Motivated by her education and her personal experiences, LSJ Alumnus Martina Kartman set out to travel to post-colonial countries in order to gain a better understanding of the historical, political and human rights conditions, which are present in the countries that she visited.

Kartman was awarded a Bonderman fellowship in 2009, which enabled her to travel to the Dominican Republic, Haiti, Puerto Rico, Colombia, Tanzania and Kenya. The Bonderman is a prestigious fellowship for UW Honors students. It allows recipients to travel independently for eight or more months on the condition that they visit at least two regions of the world and at least six countries.

“The idea is to take people that are very successful and push them to make themselves uncomfortable and learn about the world in new ways,” said Brook Kelly, academic advisor at the University Honors program. “We want people to examine the life they live.”

Kartman planned an itinerary, but found it difficult to stay in a country for a week and then leave. She said that throughout her journey, she felt a deep connection with the cultures and peoples that she encountered and a desire to set up roots in each place that she visited.

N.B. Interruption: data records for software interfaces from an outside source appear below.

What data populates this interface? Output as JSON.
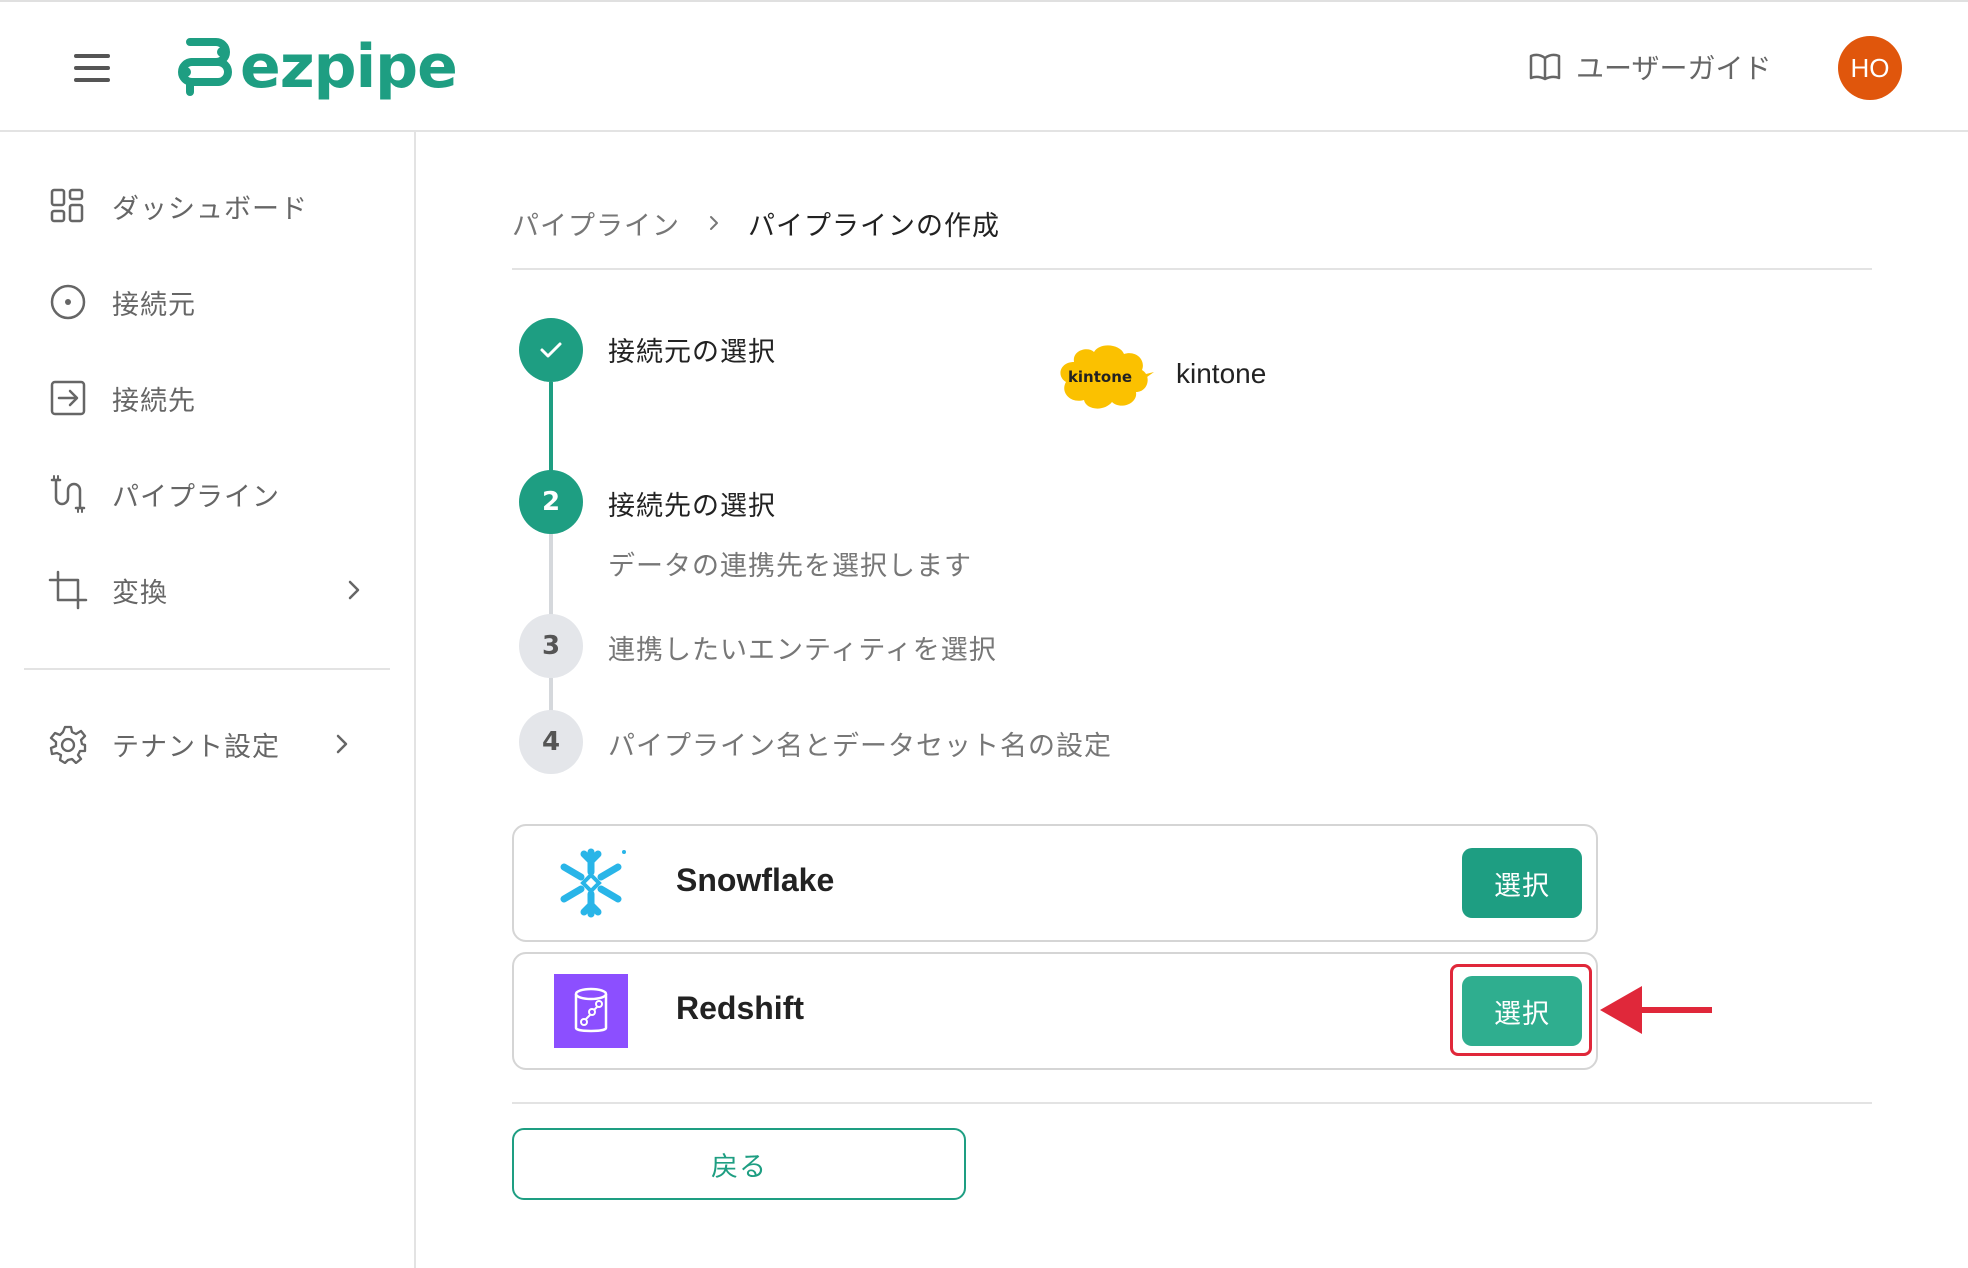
{
  "app": {
    "name": "ezpipe",
    "user_initials": "HO",
    "guide_label": "ユーザーガイド"
  },
  "colors": {
    "brand": "#1e9e82",
    "avatar": "#e0560c",
    "highlight": "#e0283a"
  },
  "sidebar": {
    "items": [
      {
        "label": "ダッシュボード",
        "icon": "dashboard-grid-icon"
      },
      {
        "label": "接続元",
        "icon": "circle-dot-icon"
      },
      {
        "label": "接続先",
        "icon": "arrow-into-box-icon"
      },
      {
        "label": "パイプライン",
        "icon": "pipeline-icon"
      },
      {
        "label": "変換",
        "icon": "crop-icon"
      },
      {
        "label": "テナント設定",
        "icon": "gear-icon"
      }
    ]
  },
  "breadcrumb": {
    "parent": "パイプライン",
    "current": "パイプラインの作成"
  },
  "steps": [
    {
      "number": "",
      "title": "接続元の選択",
      "status": "done"
    },
    {
      "number": "2",
      "title": "接続先の選択",
      "description": "データの連携先を選択します",
      "status": "active"
    },
    {
      "number": "3",
      "title": "連携したいエンティティを選択",
      "status": "pending"
    },
    {
      "number": "4",
      "title": "パイプライン名とデータセット名の設定",
      "status": "pending"
    }
  ],
  "source": {
    "logo_text": "kintone",
    "name": "kintone"
  },
  "destinations": [
    {
      "name": "Snowflake",
      "button": "選択",
      "icon": "snowflake-logo-icon"
    },
    {
      "name": "Redshift",
      "button": "選択",
      "icon": "redshift-logo-icon"
    }
  ],
  "back_label": "戻る"
}
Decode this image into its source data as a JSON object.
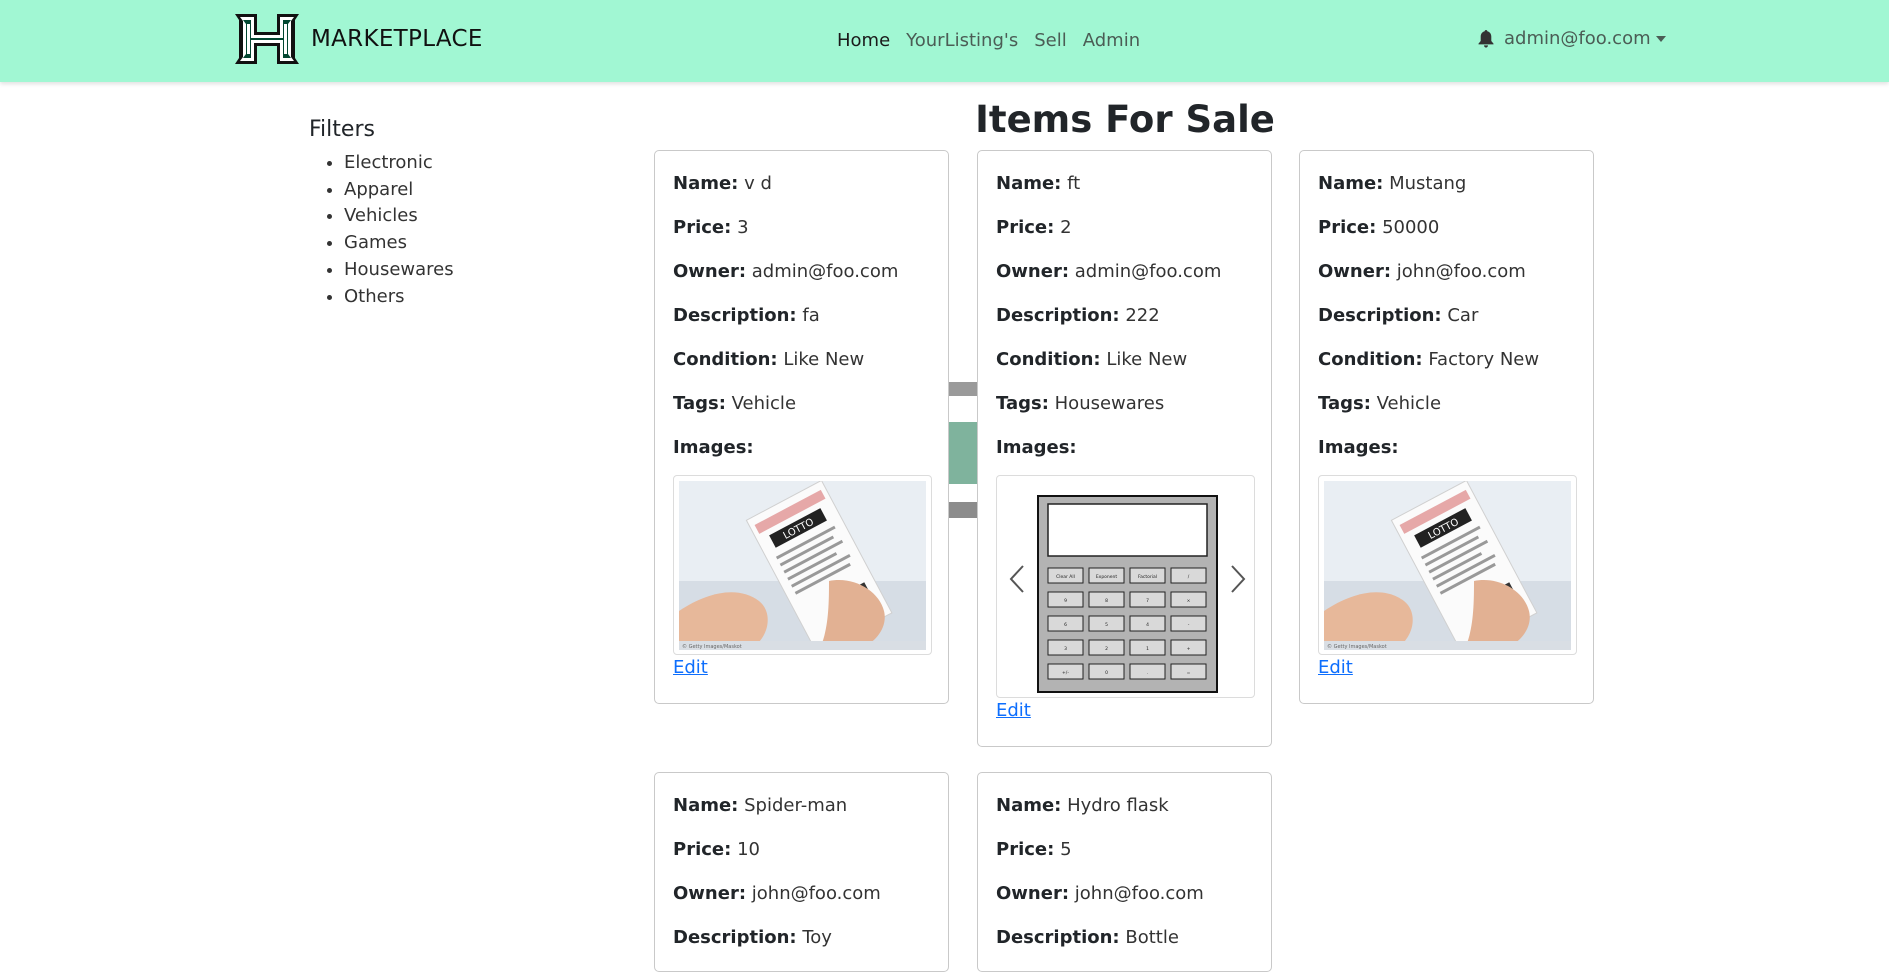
{
  "app": {
    "brand": "MARKETPLACE"
  },
  "nav": {
    "links": [
      {
        "label": "Home"
      },
      {
        "label": "YourListing's"
      },
      {
        "label": "Sell"
      },
      {
        "label": "Admin"
      }
    ],
    "user": "admin@foo.com",
    "bell_icon": "bell-icon"
  },
  "filters": {
    "title": "Filters",
    "items": [
      "Electronic",
      "Apparel",
      "Vehicles",
      "Games",
      "Housewares",
      "Others"
    ]
  },
  "page": {
    "title": "Items For Sale"
  },
  "labels": {
    "name": "Name:",
    "price": "Price:",
    "owner": "Owner:",
    "description": "Description:",
    "condition": "Condition:",
    "tags": "Tags:",
    "images": "Images:",
    "edit": "Edit"
  },
  "items": [
    {
      "name": "v d",
      "price": "3",
      "owner": "admin@foo.com",
      "description": "fa",
      "condition": "Like New",
      "tags": "Vehicle",
      "image": "lottery-ticket-photo"
    },
    {
      "name": "ft",
      "price": "2",
      "owner": "admin@foo.com",
      "description": "222",
      "condition": "Like New",
      "tags": "Housewares",
      "image": "calculator-image"
    },
    {
      "name": "Mustang",
      "price": "50000",
      "owner": "john@foo.com",
      "description": "Car",
      "condition": "Factory New",
      "tags": "Vehicle",
      "image": "lottery-ticket-photo"
    },
    {
      "name": "Spider-man",
      "price": "10",
      "owner": "john@foo.com",
      "description": "Toy"
    },
    {
      "name": "Hydro flask",
      "price": "5",
      "owner": "john@foo.com",
      "description": "Bottle"
    }
  ],
  "calculator": {
    "keys": [
      "Clear All",
      "Exponent",
      "Factorial",
      "/",
      "9",
      "8",
      "7",
      "×",
      "6",
      "5",
      "4",
      "-",
      "3",
      "2",
      "1",
      "+",
      "+/-",
      "0",
      ".",
      "="
    ]
  },
  "photo_caption": "© Getty Images/Maskot",
  "ticket_text": "LOTTO",
  "colors": {
    "navbar": "#a1f7d3",
    "link": "#0d6efd",
    "logo_green": "#024731"
  }
}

“I realized pretty quickly along the way, that it’s rarely merely the physical sites that make a destination meaningful to me,” said Kartman. “Instead, my experiences were defined by the people I have met along the way.”

Throughout her travels, Kartman visited refugee centers, orphanages and a foundation for street kids in Columbia. She also took time to meet with locals and discuss human rights issues.

Kartman said that her courses on human rights as part of her LSJ major allowed her to go into the trip with a more thoughtful lens. She felt that because she understood a little about the historical background and the political context, she was able to be a more conscious and thoughtful traveler.

When Kartman visited the Kibera slums in Nairobi, a place of extreme poverty, she was struck by how incredibly privileged and lucky she was as a westerner. She found herself needing time alone to reflect and process her experience.

“I’ve learned a lot about my boundaries, my comforts and discomforts and when to push them or respect them,” said Kartman. “I think one of the ideas of the [Bonderman] is for people to step outside of what we are comfortable with.”

Throughout the trip, Kartman struggled with the idea of privilege. As a university student with a fellowship that allowed her to travel the world, Kartman felt that she was constantly thinking about what it meant to have privilege in terms of her position and actions. She explained that there were times during her trip where she let herself “pass” as Latin American due to safety issues but whether she hid her privilege, it was still there.

“I think it’s incredibly important for students to be conscious of their privilege when they travel,” said Kartman. It’s really challenging to be a thoughtful and responsible traveler at times…and it’s something I still struggle with.”

This article was composed by Charlotte Anthony.